Using the records below, please work out how many lines contain "label"; answer with the number alone.

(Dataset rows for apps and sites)
○ ○ ○ ○ ○ ○ ○

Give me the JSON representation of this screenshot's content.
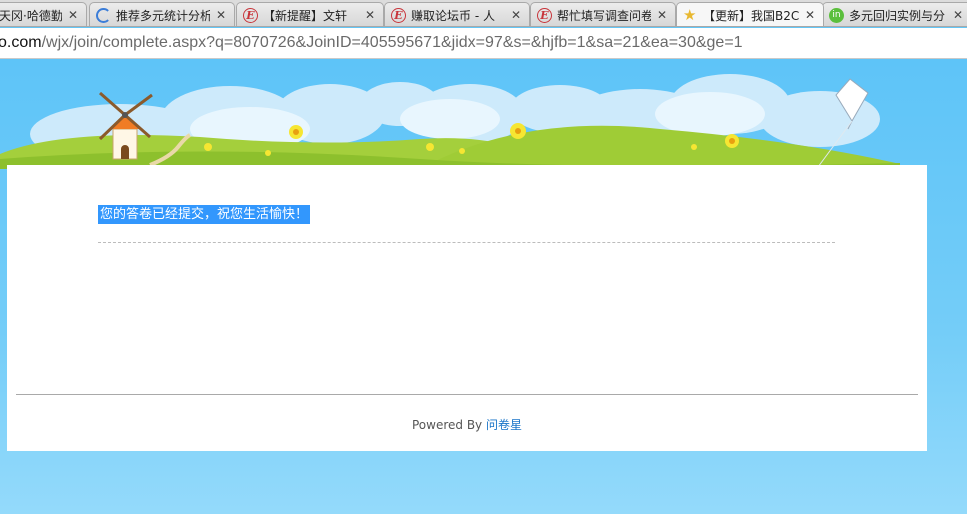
{
  "tabs": [
    {
      "label": "天冈·哈德勤",
      "icon": "page-icon",
      "active": false
    },
    {
      "label": "推荐多元统计分析",
      "icon": "loading-spinner-icon",
      "active": false
    },
    {
      "label": "【新提醒】文轩",
      "icon": "e-logo-icon",
      "active": false
    },
    {
      "label": "赚取论坛币 - 人",
      "icon": "e-logo-icon",
      "active": false
    },
    {
      "label": "帮忙填写调查问卷",
      "icon": "e-logo-icon",
      "active": false
    },
    {
      "label": "【更新】我国B2C",
      "icon": "star-icon",
      "active": true
    },
    {
      "label": "多元回归实例与分",
      "icon": "green-logo-icon",
      "active": false
    }
  ],
  "tab_close_glyph": "✕",
  "address": {
    "domain_tail": "o.com",
    "path": "/wjx/join/complete.aspx?q=8070726&JoinID=405595671&jidx=97&s=&hjfb=1&sa=21&ea=30&ge=1"
  },
  "page": {
    "message": "您的答卷已经提交，祝您生活愉快！",
    "powered_prefix": "Powered By",
    "powered_link": "问卷星"
  },
  "colors": {
    "sky": "#63c6f6",
    "selection": "#3297fd",
    "link": "#1a75c8"
  }
}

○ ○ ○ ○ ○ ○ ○

### [SOLUTION]
7